_Problem description_: Work through the listing below and count the lines that hold "arrow". Answer with the number alone.

_Data in this exercise_:
_____
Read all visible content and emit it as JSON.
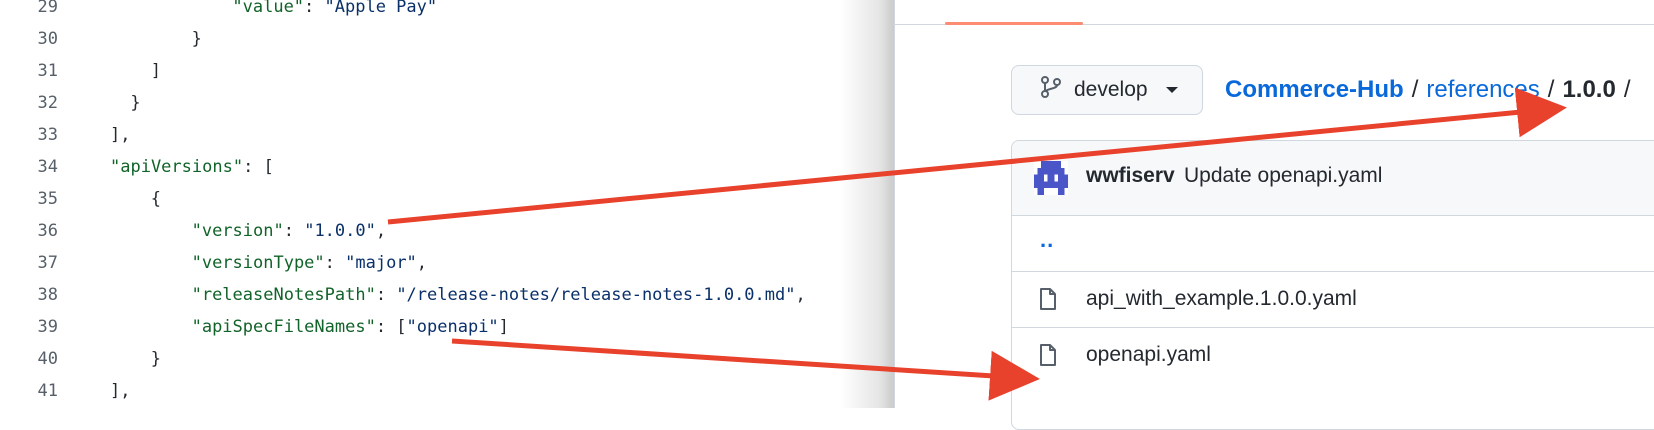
{
  "code": {
    "lines": [
      {
        "n": "29",
        "indent": "      ",
        "parts": [
          {
            "t": "\"value\"",
            "c": "key"
          },
          {
            "t": ": ",
            "c": "punc"
          },
          {
            "t": "\"Apple Pay\"",
            "c": "str"
          }
        ]
      },
      {
        "n": "30",
        "indent": "    ",
        "parts": [
          {
            "t": "}",
            "c": "punc"
          }
        ]
      },
      {
        "n": "31",
        "indent": "  ",
        "parts": [
          {
            "t": "]",
            "c": "punc"
          }
        ]
      },
      {
        "n": "32",
        "indent": " ",
        "parts": [
          {
            "t": "}",
            "c": "punc"
          }
        ]
      },
      {
        "n": "33",
        "indent": "",
        "parts": [
          {
            "t": "],",
            "c": "punc"
          }
        ]
      },
      {
        "n": "34",
        "indent": "",
        "parts": [
          {
            "t": "\"apiVersions\"",
            "c": "key"
          },
          {
            "t": ": [",
            "c": "punc"
          }
        ]
      },
      {
        "n": "35",
        "indent": "  ",
        "parts": [
          {
            "t": "{",
            "c": "punc"
          }
        ]
      },
      {
        "n": "36",
        "indent": "    ",
        "parts": [
          {
            "t": "\"version\"",
            "c": "key"
          },
          {
            "t": ": ",
            "c": "punc"
          },
          {
            "t": "\"1.0.0\"",
            "c": "str"
          },
          {
            "t": ",",
            "c": "punc"
          }
        ]
      },
      {
        "n": "37",
        "indent": "    ",
        "parts": [
          {
            "t": "\"versionType\"",
            "c": "key"
          },
          {
            "t": ": ",
            "c": "punc"
          },
          {
            "t": "\"major\"",
            "c": "str"
          },
          {
            "t": ",",
            "c": "punc"
          }
        ]
      },
      {
        "n": "38",
        "indent": "    ",
        "parts": [
          {
            "t": "\"releaseNotesPath\"",
            "c": "key"
          },
          {
            "t": ": ",
            "c": "punc"
          },
          {
            "t": "\"/release-notes/release-notes-1.0.0.md\"",
            "c": "str"
          },
          {
            "t": ",",
            "c": "punc"
          }
        ]
      },
      {
        "n": "39",
        "indent": "    ",
        "parts": [
          {
            "t": "\"apiSpecFileNames\"",
            "c": "key"
          },
          {
            "t": ": [",
            "c": "punc"
          },
          {
            "t": "\"openapi\"",
            "c": "str"
          },
          {
            "t": "]",
            "c": "punc"
          }
        ]
      },
      {
        "n": "40",
        "indent": "  ",
        "parts": [
          {
            "t": "}",
            "c": "punc"
          }
        ]
      },
      {
        "n": "41",
        "indent": "",
        "parts": [
          {
            "t": "],",
            "c": "punc"
          }
        ]
      }
    ]
  },
  "repo": {
    "branch": "develop",
    "breadcrumb": {
      "repo": "Commerce-Hub",
      "sep1": "/",
      "folder": "references",
      "sep2": "/",
      "current": "1.0.0",
      "sep3": "/"
    },
    "commit": {
      "author": "wwfiserv",
      "message": "Update openapi.yaml"
    },
    "parent_link": "..",
    "files": [
      {
        "name": "api_with_example.1.0.0.yaml"
      },
      {
        "name": "openapi.yaml"
      }
    ]
  },
  "colors": {
    "arrow": "#e8412c",
    "link": "#0969da",
    "key": "#116329",
    "string": "#0a3069",
    "tab_underline": "#fd8c73"
  }
}
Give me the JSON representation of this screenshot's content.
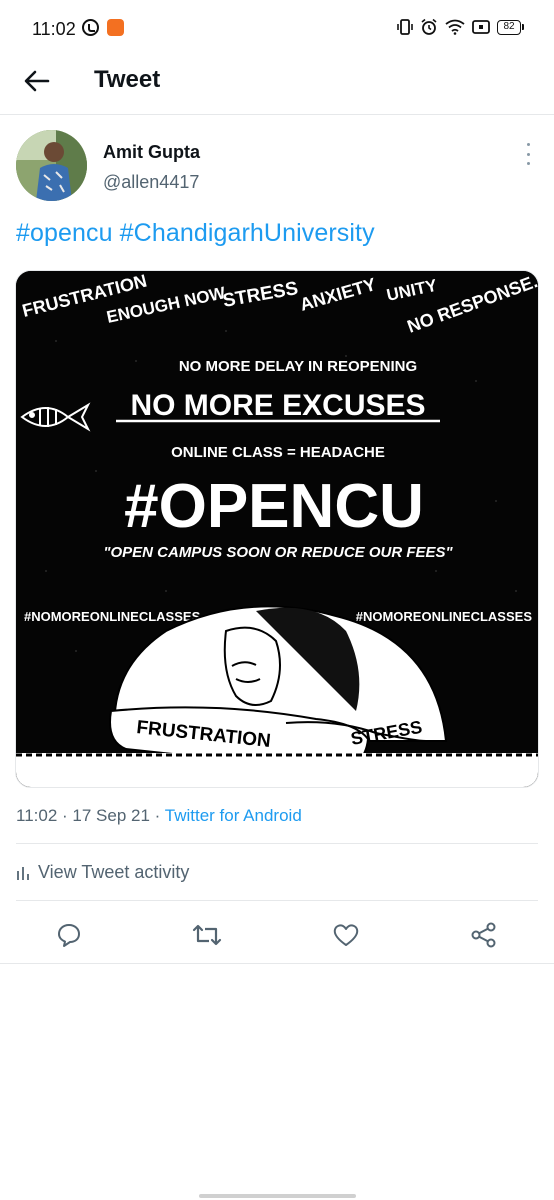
{
  "status_bar": {
    "time": "11:02",
    "battery": "82",
    "icons": [
      "whatsapp-icon",
      "notification-badge-icon",
      "vibrate-icon",
      "alarm-icon",
      "wifi-icon",
      "screen-record-icon",
      "battery-icon"
    ]
  },
  "app_bar": {
    "title": "Tweet",
    "back_icon": "arrow-left-icon"
  },
  "tweet": {
    "author": {
      "name": "Amit Gupta",
      "handle": "@allen4417"
    },
    "hashtags": [
      "#opencu",
      "#ChandigarhUniversity"
    ],
    "image": {
      "top_words": [
        "FRUSTRATION",
        "ENOUGH NOW",
        "STRESS",
        "ANXIETY",
        "UNITY",
        "NO RESPONSE."
      ],
      "line1": "NO MORE DELAY IN REOPENING",
      "line2": "NO MORE EXCUSES",
      "line3": "ONLINE CLASS = HEADACHE",
      "headline": "#OPENCU",
      "quote": "\"OPEN CAMPUS SOON OR REDUCE OUR FEES\"",
      "side_tag_left": "#NOMOREONLINECLASSES",
      "side_tag_right": "#NOMOREONLINECLASSES",
      "arm_left": "FRUSTRATION",
      "arm_right": "STRESS"
    },
    "meta": {
      "time": "11:02",
      "date": "17 Sep 21",
      "separator": "·",
      "source": "Twitter for Android"
    },
    "activity_label": "View Tweet activity",
    "actions": [
      "reply-icon",
      "retweet-icon",
      "like-icon",
      "share-icon"
    ]
  },
  "colors": {
    "accent": "#1d9bf0",
    "text_primary": "#0f1419",
    "text_secondary": "#536471",
    "divider": "#e6e8ea"
  }
}
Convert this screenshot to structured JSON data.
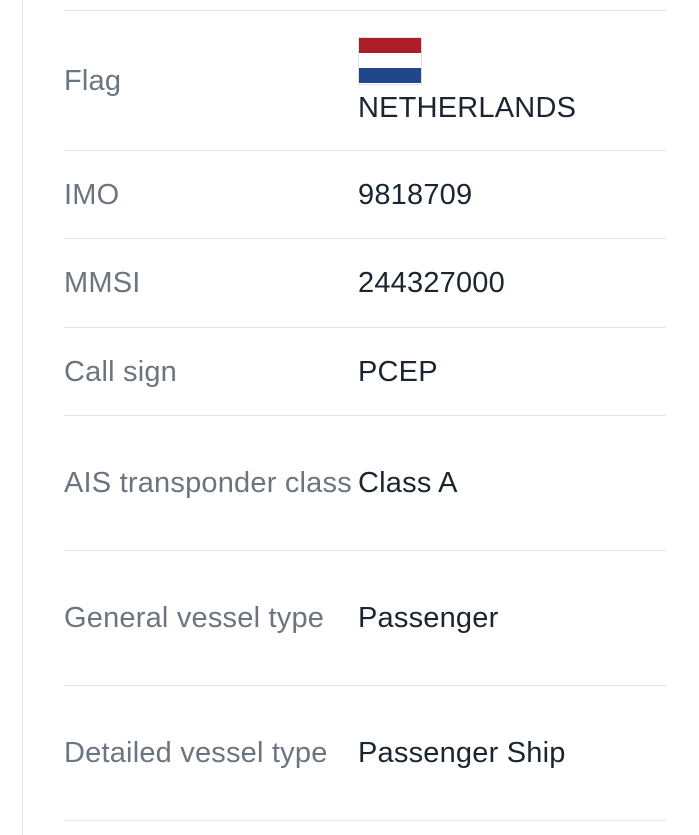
{
  "flag": {
    "country": "NETHERLANDS",
    "icon": "netherlands-flag-icon",
    "colors": [
      "#ae1c28",
      "#ffffff",
      "#21468b"
    ]
  },
  "rows": [
    {
      "label": "Flag",
      "value": "NETHERLANDS"
    },
    {
      "label": "IMO",
      "value": "9818709"
    },
    {
      "label": "MMSI",
      "value": "244327000"
    },
    {
      "label": "Call sign",
      "value": "PCEP"
    },
    {
      "label": "AIS transponder class",
      "value": "Class A"
    },
    {
      "label": "General vessel type",
      "value": "Passenger"
    },
    {
      "label": "Detailed vessel type",
      "value": "Passenger Ship"
    }
  ],
  "colors": {
    "label": "#6b7580",
    "value": "#1b2530",
    "divider": "#e3e6e9"
  }
}
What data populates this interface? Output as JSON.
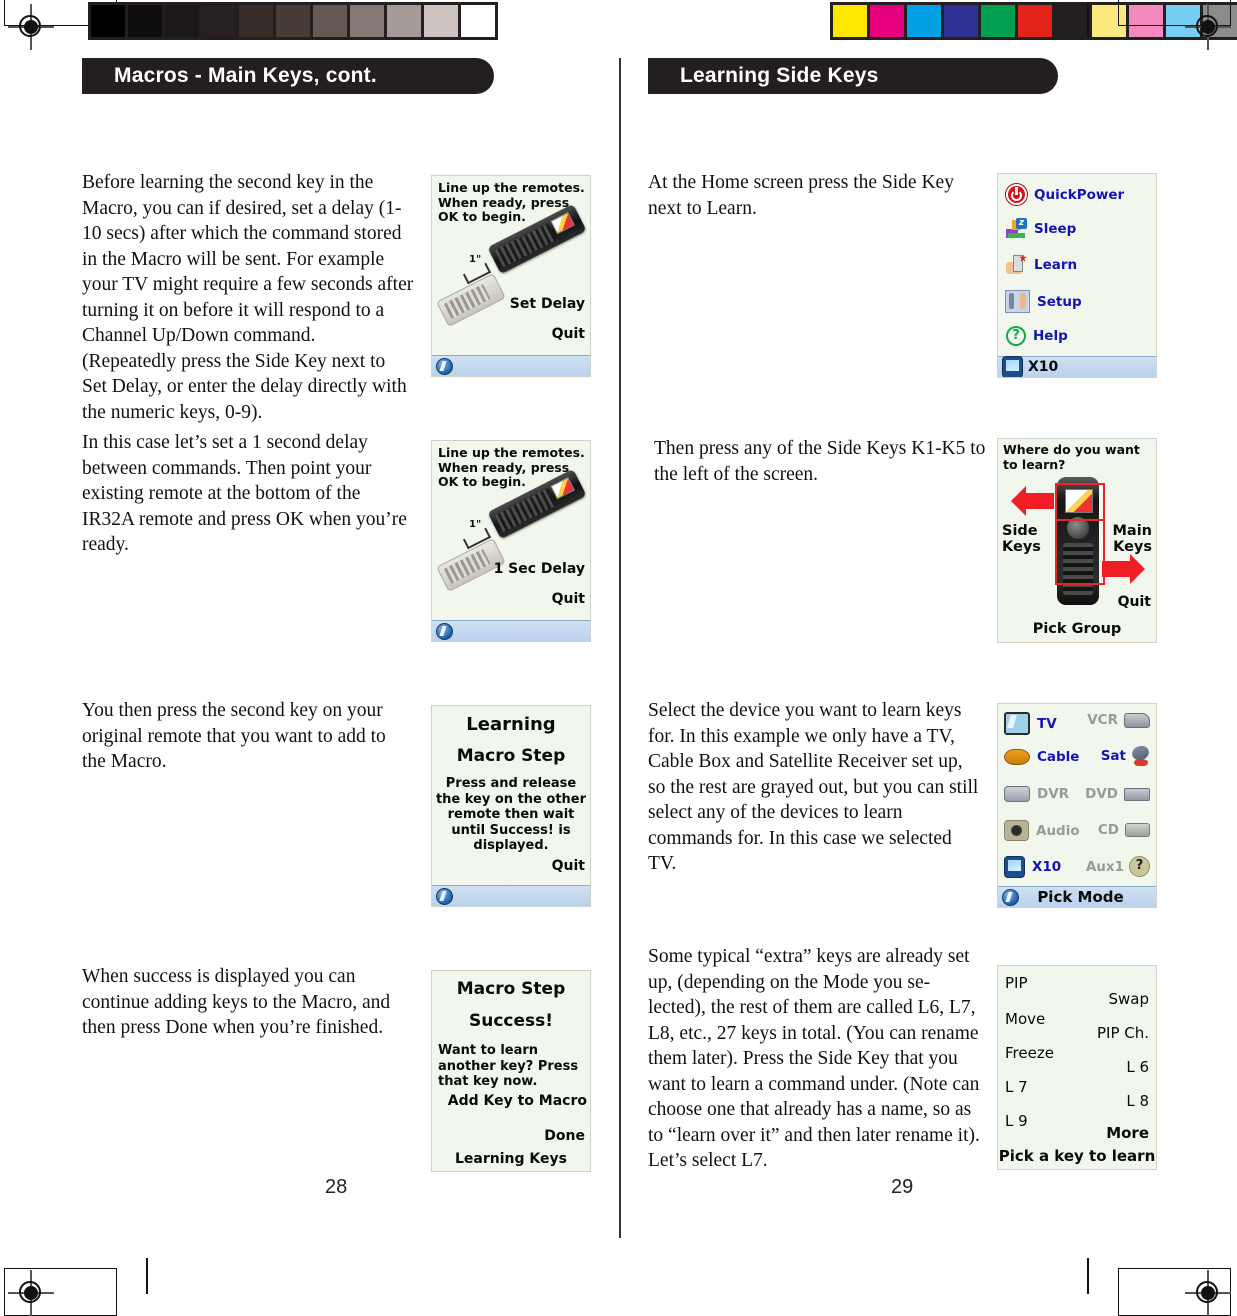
{
  "document": {
    "left_page_number": "28",
    "right_page_number": "29"
  },
  "left_page": {
    "heading": "Macros - Main Keys, cont.",
    "paragraphs": [
      "Before learning the second key in the Macro, you can if desired, set a delay (1-10 secs) after which the command stored in the Macro will be sent. For example your TV might require a few seconds after turning it on before it will respond to a Channel Up/Down command. (Repeatedly press the Side Key next to Set Delay, or enter the delay directly with the numeric keys, 0-9).",
      "In this case let’s set a 1 second delay between commands. Then point your existing remote at the bottom of the IR32A remote and press OK when you’re ready.",
      "You then press the second key on your original remote that you want to add to the Macro.",
      "When success is displayed you can continue adding keys to the Macro, and then press Done when you’re finished."
    ],
    "screens": [
      {
        "name": "line-up-set-delay",
        "prompt_lines": [
          "Line up the remotes.",
          "When ready, press",
          "OK to begin."
        ],
        "distance_label": "1\"",
        "action_label": "Set Delay",
        "quit_label": "Quit"
      },
      {
        "name": "line-up-1-sec-delay",
        "prompt_lines": [
          "Line up the remotes.",
          "When ready, press",
          "OK to begin."
        ],
        "distance_label": "1\"",
        "action_label": "1 Sec Delay",
        "quit_label": "Quit"
      },
      {
        "name": "learning-macro-step",
        "title": "Learning",
        "subtitle": "Macro Step",
        "body_lines": [
          "Press and release",
          "the key on the other",
          "remote then wait",
          "until Success! is",
          "displayed."
        ],
        "quit_label": "Quit"
      },
      {
        "name": "macro-step-success",
        "title": "Macro Step",
        "subtitle": "Success!",
        "body_lines": [
          "Want to learn",
          "another key? Press",
          "that key now."
        ],
        "add_label": "Add Key to Macro",
        "done_label": "Done",
        "footer": "Learning Keys"
      }
    ]
  },
  "right_page": {
    "heading": "Learning Side Keys",
    "paragraphs": [
      "At the Home screen press the Side Key next to Learn.",
      "Then press any of the Side Keys K1-K5 to the left of the screen.",
      "Select the device you want to learn keys for. In this example we only have a TV, Cable Box and Satellite Receiver set up, so the rest are grayed out, but you can still select any of the devices to learn commands for. In this case we selected TV.",
      "Some typical “extra” keys are already set up, (depending on the Mode you se-lected), the rest of them are called L6, L7, L8, etc., 27 keys in total. (You can rename them later). Press the Side Key that you want to learn a command under. (Note can choose one that already has a name, so as to “learn over it” and then later rename it). Let’s select L7."
    ],
    "home_menu": {
      "items": [
        {
          "label": "QuickPower",
          "icon": "power-icon"
        },
        {
          "label": "Sleep",
          "icon": "sleep-icon"
        },
        {
          "label": "Learn",
          "icon": "learn-icon"
        },
        {
          "label": "Setup",
          "icon": "setup-icon"
        },
        {
          "label": "Help",
          "icon": "help-icon"
        }
      ],
      "status_label": "X10"
    },
    "learn_where": {
      "prompt_lines": [
        "Where do you want",
        "to learn?"
      ],
      "left_label_lines": [
        "Side",
        "Keys"
      ],
      "right_label_lines": [
        "Main",
        "Keys"
      ],
      "quit_label": "Quit",
      "footer": "Pick Group"
    },
    "pick_mode": {
      "rows": [
        {
          "left": "TV",
          "left_state": "active",
          "right": "VCR",
          "right_state": "grayed"
        },
        {
          "left": "Cable",
          "left_state": "active",
          "right": "Sat",
          "right_state": "active"
        },
        {
          "left": "DVR",
          "left_state": "grayed",
          "right": "DVD",
          "right_state": "grayed"
        },
        {
          "left": "Audio",
          "left_state": "grayed",
          "right": "CD",
          "right_state": "grayed"
        },
        {
          "left": "X10",
          "left_state": "active",
          "right": "Aux1",
          "right_state": "grayed"
        }
      ],
      "footer": "Pick Mode"
    },
    "pick_key": {
      "left_keys": [
        "PIP",
        "Move",
        "Freeze",
        "L 7",
        "L 9"
      ],
      "right_keys": [
        "Swap",
        "PIP Ch.",
        "L 6",
        "L 8",
        "More"
      ],
      "more_label": "More",
      "footer": "Pick a key to learn"
    }
  },
  "calibration": {
    "gray_patches": [
      "#000000",
      "#100d0d",
      "#1d1818",
      "#272020",
      "#362c2a",
      "#483c39",
      "#655855",
      "#847775",
      "#a49a97",
      "#cdc4c2",
      "#ffffff"
    ],
    "color_patches": [
      "#ffe800",
      "#e6007e",
      "#00a0e3",
      "#2e3192",
      "#00a050",
      "#e2231a",
      "#231f20",
      "#fbe97f",
      "#f389bd",
      "#76cff2",
      "#8c8c8c"
    ]
  }
}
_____
_Problem solution_: 2